Original Music School, LLC sets itself apart from other performing arts programs with one simple goal: encourage children to write and produce their own songs. The school’s unique curriculum, which encompasses private lessons, songwriting sessions, and recording time, has earned praise from Grammy-winners, VH1 hosts, and the Berklee College of Music. Beyond educational tools, Original Music School, LLC provides aspiring rockers with the studio environment and professionally trained microphones they need to produce their own tracks.
Realizing the neighborhood was already buzzing with great restaurants and a nearby community theater, owner Jun Yoon knew the only way to improve on it was to add a memorable dessert destination to the equation. With his desire to be part of an enlivened community, he opened his café’s doors to serve frozen yogurt, cakes, truffles, and organic, fair-trade Counter Culture coffee. Within the 26-seat sweets shop, Jun doles out dollops of the Italian ice-cream treat called tartufo, as well as belgian waffles, crepes, salads, and sandwiches. He specifically designed the menu to make it an ideal spot for stopping in before the theater, after dinner, during lunch, or on the way to a castle storming. Jun also welcomes the community to his friendly confines for parties and private events.
The Brick Oven of Morristown's dough-spinning doyens handcraft a menu full of crusted creations and authentic Italian eats. Commence chew-infused chats with a bowl of the pasta e fagioli soup ($6.95) before choosing one of the popular brick-oven-baked pizzas, such as the alla mare di mare ($16.95), which combines clams, calamari, and shrimp beneath a canopy of mozzarella and ricotta cheese, or the four-cheese alla jessabella, served on a sauceless crust ($10.95). Diners can also build their own customizable pie (prices vary depending upon ingredients) for a culinary construction more appetizing than a Quaker-made oatmeal cathedral. Or skip sliced fare altogether and tongue-dive into a hearty main course, such as a primo pasta ($11.95+) or the pollo della casa—boneless chicken encrusted with parmesan cheese and sautéed in white-wine sauce ($17.95). To complement meals, guests can bring their own bottle of wine or host a séance to summon the spirit of a vintage chardonnay.

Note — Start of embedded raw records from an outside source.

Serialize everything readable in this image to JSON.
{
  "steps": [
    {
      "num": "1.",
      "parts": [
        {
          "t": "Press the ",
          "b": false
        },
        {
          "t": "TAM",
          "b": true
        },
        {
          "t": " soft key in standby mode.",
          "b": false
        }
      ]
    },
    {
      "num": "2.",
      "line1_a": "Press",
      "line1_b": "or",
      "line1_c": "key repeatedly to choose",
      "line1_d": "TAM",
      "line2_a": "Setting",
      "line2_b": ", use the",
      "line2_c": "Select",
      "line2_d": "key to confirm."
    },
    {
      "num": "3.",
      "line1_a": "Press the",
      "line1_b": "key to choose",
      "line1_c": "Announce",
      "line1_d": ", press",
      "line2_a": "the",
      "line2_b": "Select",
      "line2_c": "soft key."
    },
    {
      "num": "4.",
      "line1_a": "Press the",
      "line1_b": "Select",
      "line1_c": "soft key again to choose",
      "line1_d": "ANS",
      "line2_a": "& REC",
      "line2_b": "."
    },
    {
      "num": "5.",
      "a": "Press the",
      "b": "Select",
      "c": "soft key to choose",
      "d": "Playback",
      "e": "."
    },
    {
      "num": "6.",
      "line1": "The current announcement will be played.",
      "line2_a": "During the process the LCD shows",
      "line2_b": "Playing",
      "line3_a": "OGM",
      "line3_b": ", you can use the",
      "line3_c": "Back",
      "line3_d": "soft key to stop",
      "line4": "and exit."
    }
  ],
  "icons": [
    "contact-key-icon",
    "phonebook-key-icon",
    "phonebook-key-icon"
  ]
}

At Tim Schafer’s Cuisine, Chef Fredy Umanzor dresses up New American dishes with beer-inspired finesse. Acclimate tongues to the change of pace with the Maryland lump-crab-cake appetizer ($12), a pan-fried pescatarian patty accessorized with a dash of chipotle-lime crema sauce, or the thai beef satay ($12), served on skewers with a peanut-barbecue pairing. St. Peter's fish fillet ($24) dons a pistachio-herb coat before taking a dip in a citrus-wheat-beer butter sauce, and the creole jambalaya ($30) brings together the heads of all the protein families, including sea scallops, jumbo shrimp, a trifecta of sausage relations, and tasso ham, and combines their talents with veggies and spices to carry out the greatest taste-bud heist in history. In the Twinkie-led tradition of hiding delicious within delicious, the grilled double-cut pork chop ($28) stuffs wild mushrooms, spinach and smoked gouda inside of the grilled specialty, and sets ale whipped sweet potatoes and sautéed veggies outside to stand guard.

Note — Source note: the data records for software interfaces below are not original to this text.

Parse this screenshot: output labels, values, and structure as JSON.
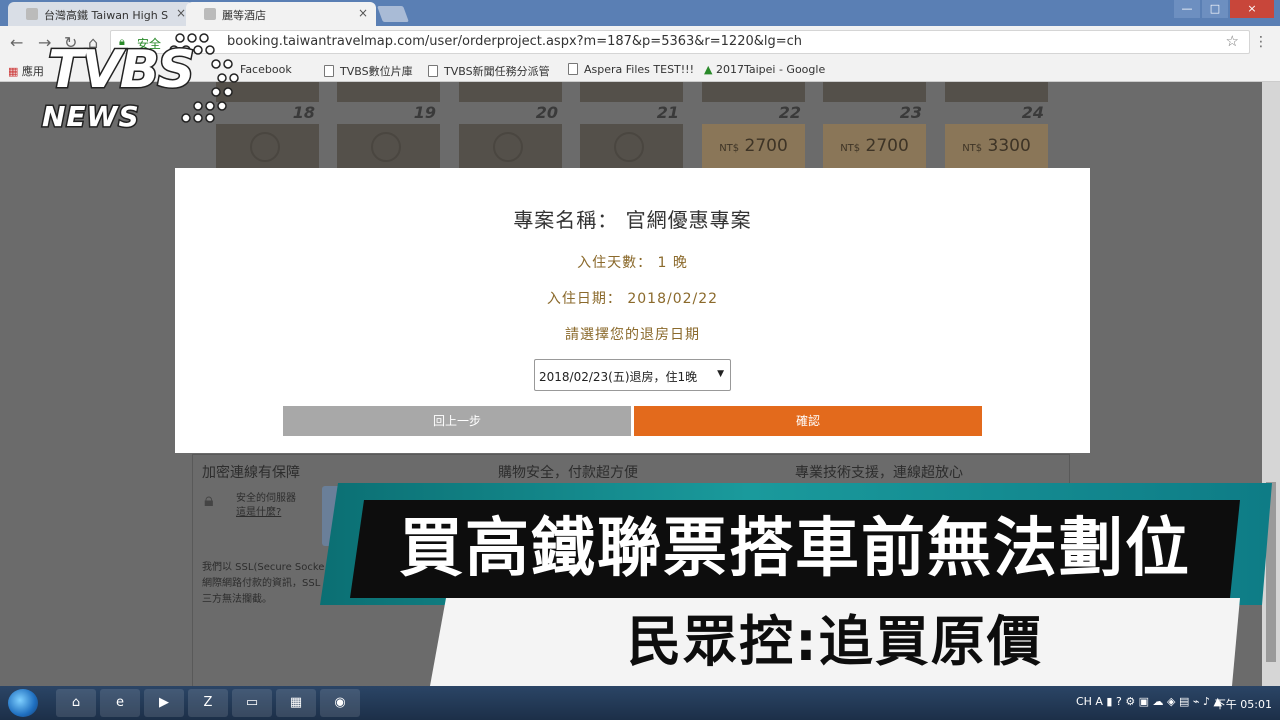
{
  "browser": {
    "tabs": [
      {
        "label": "台灣高鐵 Taiwan High S",
        "close": "×"
      },
      {
        "label": "麗等酒店",
        "close": "×"
      }
    ],
    "window_controls": [
      "—",
      "□",
      "×"
    ],
    "secure_label": "安全",
    "url": "booking.taiwantravelmap.com/user/orderproject.aspx?m=187&p=5363&r=1220&lg=ch",
    "bookmarks": [
      "應用",
      "Facebook",
      "TVBS數位片庫",
      "TVBS新聞任務分派管",
      "Aspera Files TEST!!!",
      "2017Taipei - Google"
    ]
  },
  "calendar": {
    "days": [
      "18",
      "19",
      "20",
      "21",
      "22",
      "23",
      "24"
    ],
    "prices": [
      {
        "currency": "NT$",
        "amount": "2700"
      },
      {
        "currency": "NT$",
        "amount": "2700"
      },
      {
        "currency": "NT$",
        "amount": "3300"
      }
    ]
  },
  "modal": {
    "title": "專案名稱： 官網優惠專案",
    "nights_line": "入住天數： 1 晚",
    "checkin_line": "入住日期： 2018/02/22",
    "prompt": "請選擇您的退房日期",
    "checkout_selected": "2018/02/23(五)退房，住1晚",
    "back_label": "回上一步",
    "confirm_label": "確認"
  },
  "footer": {
    "col1_title": "加密連線有保障",
    "col2_title": "購物安全，付款超方便",
    "col3_title": "專業技術支援，連線超放心",
    "server_note": "安全的伺服器",
    "what_is": "這是什麼?",
    "ssl_text_1": "我們以 SSL(Secure Socke",
    "ssl_text_2": "網際網路付款的資訊，SSL",
    "ssl_text_3": "三方無法攔截。"
  },
  "news": {
    "logo_top": "TVBS",
    "logo_bottom": "NEWS",
    "headline": "買高鐵聯票搭車前無法劃位",
    "subheadline": "民眾控:追買原價"
  },
  "taskbar": {
    "tray_lang": "CH",
    "clock": "下午 05:01"
  },
  "colors": {
    "confirm": "#e36a1c",
    "back": "#a8a8a8",
    "headline_teal": "#0e7c86",
    "modal_text": "#8b6a2c"
  }
}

At American & Mexican Grill, chefs prepare exactly what you would expect: American and Mexican food. Yet this straightforward, family-owned eatery might still surprise taste buds with the booming flavors that pop from bistec a la mexicana—a grilled steak topped with sautéed onions—and from the quesadillas, packed with cheese, chicken, or steak and optionally fried to a golden brown. Other Mexican specialties include chilies rellenos and enchiladas, which are smothered in either a light green sauce or a rich mole with chocolaty undertones.

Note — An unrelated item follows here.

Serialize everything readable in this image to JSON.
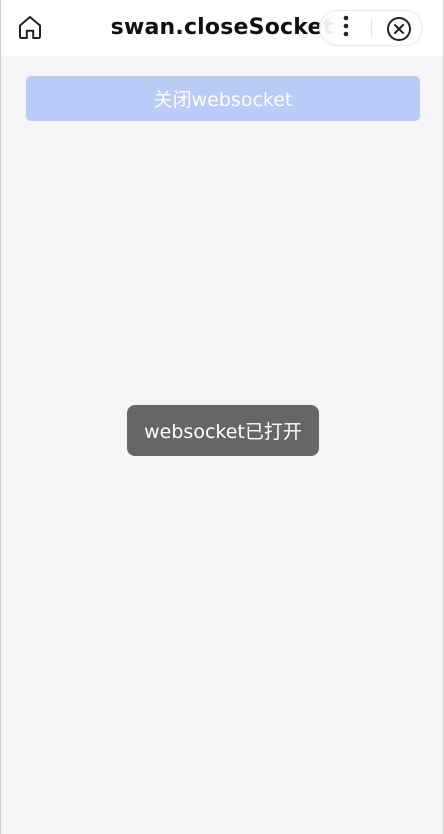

North of the border, the chefs assemble a handful of half-pound burgers and wraps packed with buffalo chicken, philly cheesesteaks, or gyros. A BYOB eatery, the grill encourages patrons to pop open a bottle of wine or beer at no extra cost. Drinks in hand, diners can enjoy live entertainment and cheer as another brave soul agrees to take on the 3-foot-burrito challenge.